■ **STUDY MATERIAL**:
----

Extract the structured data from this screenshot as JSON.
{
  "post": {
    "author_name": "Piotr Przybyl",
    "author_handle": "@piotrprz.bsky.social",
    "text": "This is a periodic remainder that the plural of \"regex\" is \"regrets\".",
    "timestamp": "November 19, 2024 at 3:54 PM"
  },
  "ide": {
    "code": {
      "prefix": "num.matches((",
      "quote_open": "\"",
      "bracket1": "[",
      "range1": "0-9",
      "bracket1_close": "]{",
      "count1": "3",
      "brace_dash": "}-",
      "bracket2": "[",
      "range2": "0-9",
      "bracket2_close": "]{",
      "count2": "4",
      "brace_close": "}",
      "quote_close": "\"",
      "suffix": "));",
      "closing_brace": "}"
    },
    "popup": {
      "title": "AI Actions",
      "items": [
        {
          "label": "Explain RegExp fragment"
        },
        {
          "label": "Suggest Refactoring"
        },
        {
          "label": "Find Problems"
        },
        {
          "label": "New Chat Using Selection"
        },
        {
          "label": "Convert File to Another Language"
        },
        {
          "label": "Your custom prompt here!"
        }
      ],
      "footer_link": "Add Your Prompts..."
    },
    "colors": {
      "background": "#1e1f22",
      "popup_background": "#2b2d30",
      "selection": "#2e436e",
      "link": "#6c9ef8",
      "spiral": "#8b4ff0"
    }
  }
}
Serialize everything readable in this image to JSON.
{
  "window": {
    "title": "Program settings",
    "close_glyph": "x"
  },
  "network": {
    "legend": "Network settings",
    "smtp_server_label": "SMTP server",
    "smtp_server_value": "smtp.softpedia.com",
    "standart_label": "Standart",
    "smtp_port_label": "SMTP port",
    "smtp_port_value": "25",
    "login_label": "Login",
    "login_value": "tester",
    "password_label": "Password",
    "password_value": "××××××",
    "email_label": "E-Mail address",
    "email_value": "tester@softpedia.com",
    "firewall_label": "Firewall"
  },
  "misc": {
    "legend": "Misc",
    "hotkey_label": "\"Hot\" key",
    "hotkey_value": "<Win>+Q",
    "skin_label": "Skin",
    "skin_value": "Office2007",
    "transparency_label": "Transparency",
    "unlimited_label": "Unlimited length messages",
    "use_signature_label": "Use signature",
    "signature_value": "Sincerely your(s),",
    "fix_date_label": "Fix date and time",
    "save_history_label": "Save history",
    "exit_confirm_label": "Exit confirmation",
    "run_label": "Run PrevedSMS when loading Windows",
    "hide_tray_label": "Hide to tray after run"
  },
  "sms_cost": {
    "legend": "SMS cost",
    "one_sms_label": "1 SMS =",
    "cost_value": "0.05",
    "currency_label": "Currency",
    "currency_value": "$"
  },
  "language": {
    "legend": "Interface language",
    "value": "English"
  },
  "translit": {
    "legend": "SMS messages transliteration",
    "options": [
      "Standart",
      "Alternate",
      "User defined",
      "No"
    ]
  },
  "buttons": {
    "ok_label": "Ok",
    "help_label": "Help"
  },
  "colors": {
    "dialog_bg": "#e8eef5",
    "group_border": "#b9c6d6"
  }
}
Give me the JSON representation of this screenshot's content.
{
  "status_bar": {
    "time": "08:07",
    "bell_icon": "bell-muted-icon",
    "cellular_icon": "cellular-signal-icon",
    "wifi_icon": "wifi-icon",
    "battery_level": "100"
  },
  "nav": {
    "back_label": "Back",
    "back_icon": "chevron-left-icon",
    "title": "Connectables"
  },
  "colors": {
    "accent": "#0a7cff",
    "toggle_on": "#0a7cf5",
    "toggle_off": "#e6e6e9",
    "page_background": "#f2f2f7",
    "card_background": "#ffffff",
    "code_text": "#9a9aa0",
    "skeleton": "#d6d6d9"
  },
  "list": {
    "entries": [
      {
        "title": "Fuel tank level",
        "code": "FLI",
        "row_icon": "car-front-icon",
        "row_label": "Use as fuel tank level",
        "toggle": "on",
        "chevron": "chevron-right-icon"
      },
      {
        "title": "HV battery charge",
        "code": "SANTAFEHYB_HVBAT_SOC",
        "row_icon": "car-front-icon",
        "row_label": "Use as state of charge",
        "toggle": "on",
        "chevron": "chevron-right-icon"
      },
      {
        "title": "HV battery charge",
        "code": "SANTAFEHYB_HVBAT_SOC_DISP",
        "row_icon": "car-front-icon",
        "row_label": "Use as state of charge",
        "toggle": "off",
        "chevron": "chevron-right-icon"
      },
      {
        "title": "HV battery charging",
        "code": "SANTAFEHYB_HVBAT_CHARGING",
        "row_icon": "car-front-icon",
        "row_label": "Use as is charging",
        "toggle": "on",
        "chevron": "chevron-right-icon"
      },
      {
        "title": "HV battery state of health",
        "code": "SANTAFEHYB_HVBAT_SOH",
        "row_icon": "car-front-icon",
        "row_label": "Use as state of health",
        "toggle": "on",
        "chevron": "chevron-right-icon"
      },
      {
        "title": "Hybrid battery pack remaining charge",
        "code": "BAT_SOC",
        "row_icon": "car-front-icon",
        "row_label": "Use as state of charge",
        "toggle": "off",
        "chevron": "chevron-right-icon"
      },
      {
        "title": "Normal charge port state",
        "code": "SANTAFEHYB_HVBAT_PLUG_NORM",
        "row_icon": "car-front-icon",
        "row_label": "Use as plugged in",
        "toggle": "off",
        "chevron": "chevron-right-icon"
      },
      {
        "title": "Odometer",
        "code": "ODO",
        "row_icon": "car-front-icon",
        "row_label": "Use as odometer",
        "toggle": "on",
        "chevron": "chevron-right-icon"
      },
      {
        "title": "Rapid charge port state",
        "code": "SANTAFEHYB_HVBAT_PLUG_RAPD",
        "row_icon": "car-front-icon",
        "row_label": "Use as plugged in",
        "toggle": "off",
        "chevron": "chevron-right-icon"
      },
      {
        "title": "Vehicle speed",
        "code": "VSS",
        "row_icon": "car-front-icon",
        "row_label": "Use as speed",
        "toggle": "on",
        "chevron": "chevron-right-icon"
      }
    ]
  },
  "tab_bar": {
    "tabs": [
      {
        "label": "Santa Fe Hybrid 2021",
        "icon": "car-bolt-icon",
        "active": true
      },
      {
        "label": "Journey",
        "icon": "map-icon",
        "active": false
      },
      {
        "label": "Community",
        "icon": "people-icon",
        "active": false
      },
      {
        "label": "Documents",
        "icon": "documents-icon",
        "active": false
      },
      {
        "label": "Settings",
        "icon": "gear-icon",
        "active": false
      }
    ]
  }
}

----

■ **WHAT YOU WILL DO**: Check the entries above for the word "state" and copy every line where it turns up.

■ **EXERCISE OUTPUT**:
        "row_label": "Use as state of charge",
        "row_label": "Use as state of charge",
        "title": "HV battery state of health",
        "row_label": "Use as state of health",
        "row_label": "Use as state of charge",
        "title": "Normal charge port state",
        "title": "Rapid charge port state",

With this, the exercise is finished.